Watercolor on paper, 9″x12″,  by Evy Okerstrom, unframed, contact me if interested

In April, we are heading back into urban sketching with Marc Taro Holmes book “The Urban Sketcher”.  After exploring different options, the class chose this guide for its practical techniques in observing and sketching on location.  It includes chapters on the use of pen, ink, and watercolor.  Join us Wednesdays starting April 3rd at Trinity Lutheran Church from 1 pm to 4 pm. We will start each week with a lesson related to the book, and then practice some exercises or we may go to various locations to get more sketching experience.  Students are encouraged to bring a project to work on and various mediums to experiment with.  The cost of the class is $25 per session. Contact me at eokerstrom22@gmail.com with any questions. 

Image of an orange to deconstruct into an abstract form

 Image of orange abstracted

Image of orange shapes and forms

March ended with us finishing the exploration of expressionist colors and abstract art in the Annette Compton book. We worked on a range of exercises suitable for all skill levels. It is hard to get your head around abstract painting when you are used to painting and thinking realistic.  The class was ready, and came up with some great images. The Compton book will continue to be a good reference for watercolor artists.

As we transition to other sketching with watercolor, pen and ink classes, I will share with you some of our past exercises, including a captivating Sunflower piece inspired by one of our classes on negative painting.  The reference photo, taken by me was in my family’s garden in Maine.

Image of still life to use for abstraction exercise

Image of  still life made into form shapes
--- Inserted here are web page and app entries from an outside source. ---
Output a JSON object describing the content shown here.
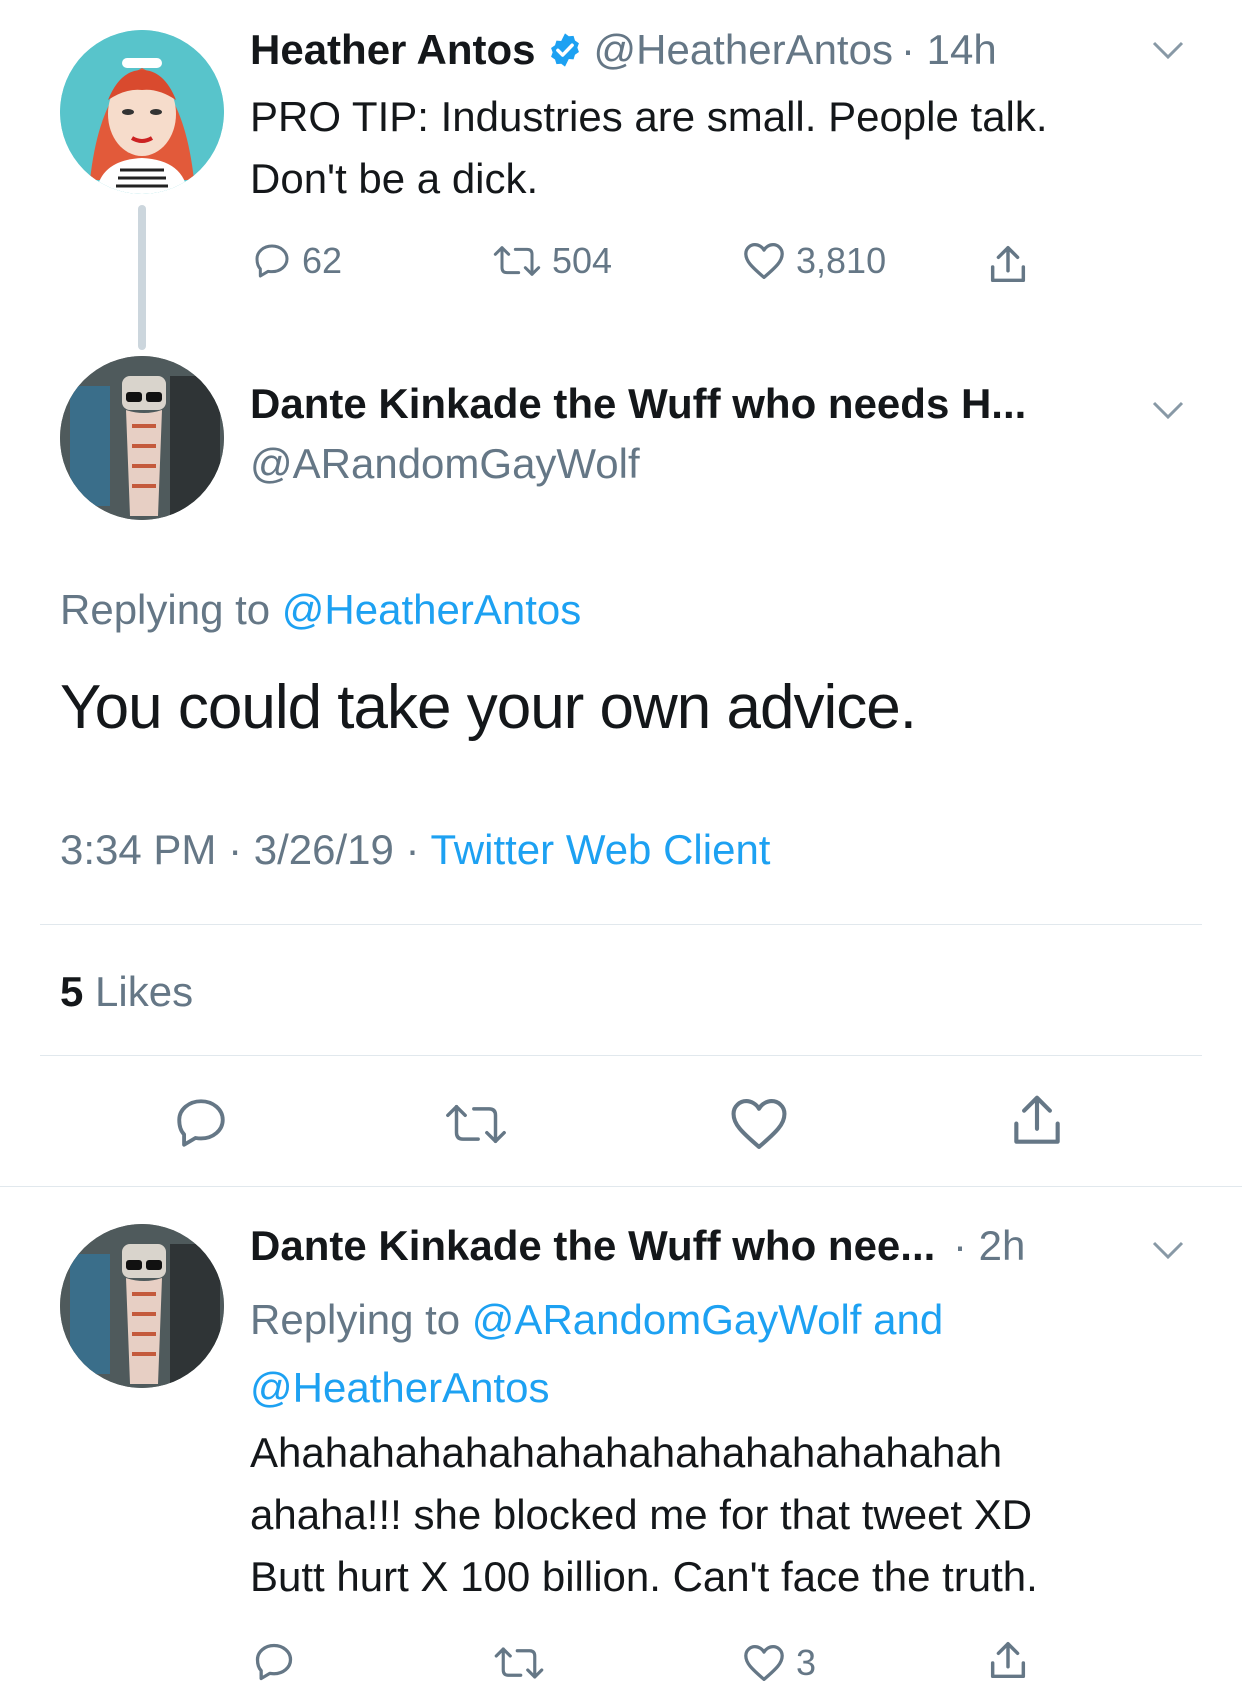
{
  "tweet1": {
    "name": "Heather Antos",
    "handle": "@HeatherAntos",
    "time": "· 14h",
    "text_line1": "PRO TIP: Industries are small. People talk.",
    "text_line2": "Don't be a dick.",
    "replies": "62",
    "retweets": "504",
    "likes": "3,810"
  },
  "tweet2": {
    "name": "Dante Kinkade the Wuff who needs H...",
    "handle": "@ARandomGayWolf",
    "replying_prefix": "Replying to",
    "replying_to": "@HeatherAntos",
    "text": "You could take your own advice.",
    "time": "3:34 PM",
    "date": "· 3/26/19 ·",
    "client": "Twitter Web Client",
    "likes_count": "5",
    "likes_label": "Likes"
  },
  "tweet3": {
    "name": "Dante Kinkade the Wuff who nee...",
    "time": "· 2h",
    "replying_prefix": "Replying to",
    "replying_to_line1": "@ARandomGayWolf and",
    "replying_to_line2": "@HeatherAntos",
    "text_line1": "Ahahahahahahahahahahahahahahahah",
    "text_line2": "ahaha!!! she blocked me for that tweet XD",
    "text_line3": "Butt hurt X 100 billion. Can't face the truth.",
    "likes": "3"
  },
  "colors": {
    "accent": "#1da1f2",
    "muted": "#657786",
    "text": "#14171a",
    "divider": "#e1e8ed",
    "verified": "#1da1f2"
  }
}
Image of still life abstracted

Thought of the day… “A wet shape you have just painted can be thought of as alive. As long as it remains damp it is active, wanting to move.  Unless you disturb it, it will sit in a puddle, waiting for an opportunity to flow. On a fresh white sheet, it is surrounded by an area of dry paper that is dead, inert. Watercolor pigment will never cross the wet/dry (alive/dead) edge. The moment it reaches the dry paper, it abruptly stops moving, piling up along the dry border, forming a sharp edge. “

Marc Taro Holmes, “The Urban Sketcher”, Page 93, Chapter 3, Watercolor: Bring Sketches to Life with Watercolor.

To view my artwork please visit the Gallery. Visit Gallery